The Pioneer Girls Clubs and camping programs, established in the 1940s by a group of women at Wheaton College, grew out of an exponential blossoming of evangelical clubs in the postwar era. Many evangelical summer camps found their roots in the 1940s and 1950s as evangelicals connected the importance of summer camp with conversion, training, and discipleship of American youth for the purpose of grooming the next generation of evangelical leadership. The rise of these summer camps corresponded with the postwar context of an expanding middle class interested in new ideas of ‘proper’ parenting and ways to encourage ‘meaningful play’ in their children. In the thriving economic era following World War II, more Americans understood their role as parents to include character-building and religious experiences through summer camps. Notably, evangelical leadership viewed this newly distinctive group, teenagers, as the ideal opportunity to recreate and redefine their postwar image. Both parachurch organizations and churches underscored the need for intervention in this postwar youth generation and created clubs, groups, and summer camps in order to train and inculcate evangelical values in American youth.

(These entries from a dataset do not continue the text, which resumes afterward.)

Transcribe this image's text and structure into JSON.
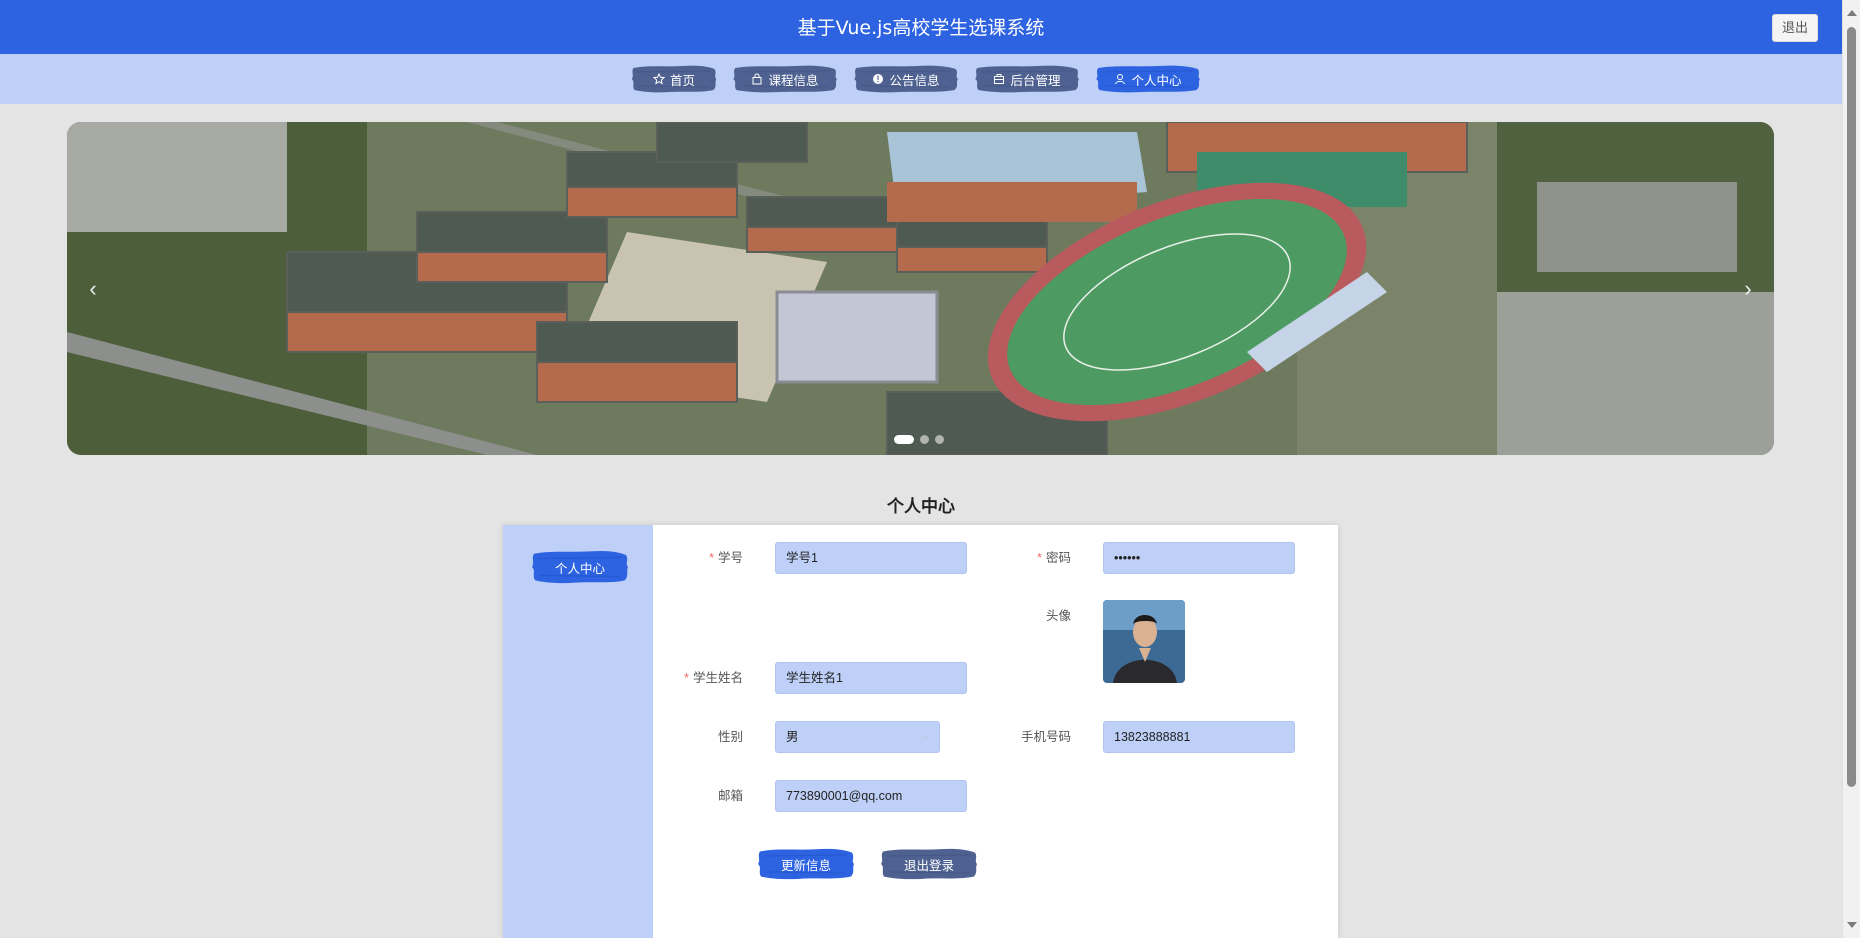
{
  "header": {
    "title": "基于Vue.js高校学生选课系统",
    "logout_label": "退出"
  },
  "nav": {
    "items": [
      {
        "label": "首页",
        "icon": "star-icon"
      },
      {
        "label": "课程信息",
        "icon": "bag-icon"
      },
      {
        "label": "公告信息",
        "icon": "info-icon"
      },
      {
        "label": "后台管理",
        "icon": "briefcase-icon"
      },
      {
        "label": "个人中心",
        "icon": "user-icon",
        "active": true
      }
    ]
  },
  "carousel": {
    "prev": "‹",
    "next": "›",
    "slide_count": 3,
    "active_index": 0
  },
  "section": {
    "title": "个人中心"
  },
  "sidebar": {
    "items": [
      {
        "label": "个人中心"
      }
    ]
  },
  "form": {
    "student_id": {
      "label": "学号",
      "value": "学号1",
      "required": true
    },
    "password": {
      "label": "密码",
      "value": "••••••",
      "required": true
    },
    "avatar": {
      "label": "头像"
    },
    "student_name": {
      "label": "学生姓名",
      "value": "学生姓名1",
      "required": true
    },
    "gender": {
      "label": "性别",
      "value": "男"
    },
    "phone": {
      "label": "手机号码",
      "value": "13823888881"
    },
    "email": {
      "label": "邮箱",
      "value": "773890001@qq.com"
    },
    "update_label": "更新信息",
    "logout_label": "退出登录"
  },
  "colors": {
    "primary": "#2d62e0",
    "light": "#bed0f7",
    "background": "#e4e4e4"
  }
}
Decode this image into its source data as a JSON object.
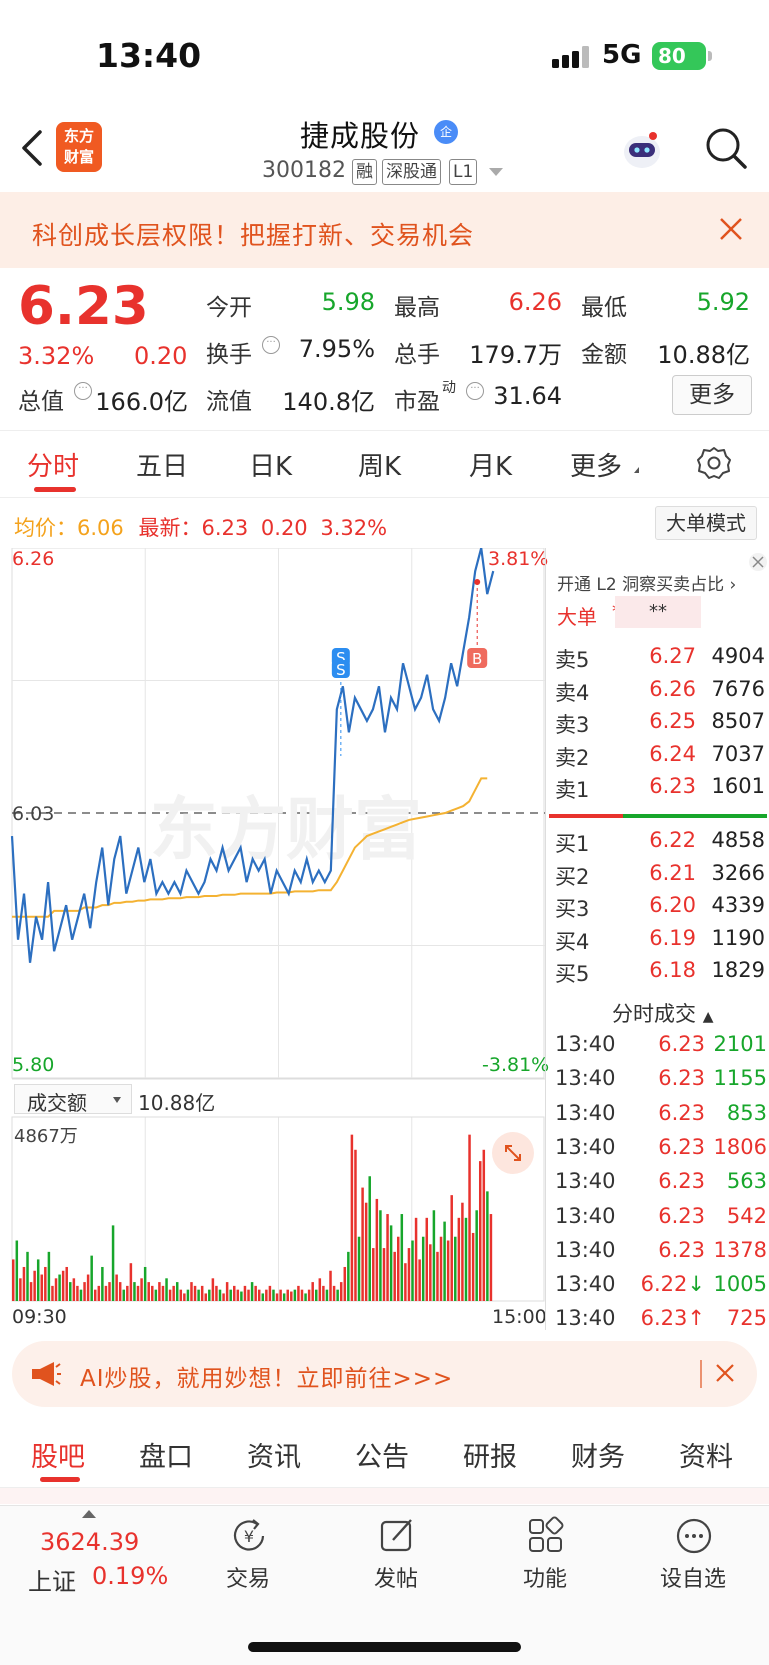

Interestingly, church and parachurch organizations created distinctive messages for young men and young women. For example, the Pioneer Girls emphasized the training of believers as well as the saving and teaching of non-believers, foreign mission work, and Bible study and memorization. Camp Cherith (KEE rith), the Pioneer Girls camping program, underlined the importance of teaching girls leadership skills to use in the evangelical church and wider community. While at the same time instilling ‘feminine’ qualities and skills that corresponded with domestic work, the Pioneer Girls also professed a commitment to evangelical leadership training for women. As the historian Timothy Larsen notes, “for Pioneer Girls in mid-twentieth century America, being ‘Career Girls’ was not a term of suspicion or disapproval, but rather an option in life to which girls were explicitly invited to aspire.”
Most of the directors and leadership of the Pioneer Girls were single women who, in the 1950s, allowed women to “envision a life of singleness or a career outside of being a housewife and mother.” The Pioneer Girls did not explicitly encourage women to remain single, but it did encourage young postwar girls to pursue God’s work, whether through marriage and family, part time work, or through full time ministry. The emphasis was on answering God’s call, not the social appropriateness of the work God called these women to do. The Pioneer Girls provide a useful complication to the traditional historiography of the postwar period as a period that primarily emphasized careers of motherhood, even if the Pioneer Girls did not envision themselves as actively pushing gendered assumptions about women and work in postwar America.
While we no longer live in the 1940s or 1950s, when instructing children and youth about our own religious tradition, do we package that instruction differently based on gender? If so, is that more effective? Or does it merely reflect and magnify our cultural and social assumptions about gender?
(Quotes are from Timothy Larsen’s article about the Pioneer Girls, Timothy Larsen, “Pioneer Girls: Mid-Twentieth-Century American Evangelicalism’s Girl Scouts,” The Asbury Journal 2008, 69-70.)
Rebecca Koerselman teaches history at Northwestern College in Orange City, Iowa.
Might one see the Pioneer Girls leadership as something like Protestant nuns, and the call to the girls as a Protestant version of considering becoming “religious”?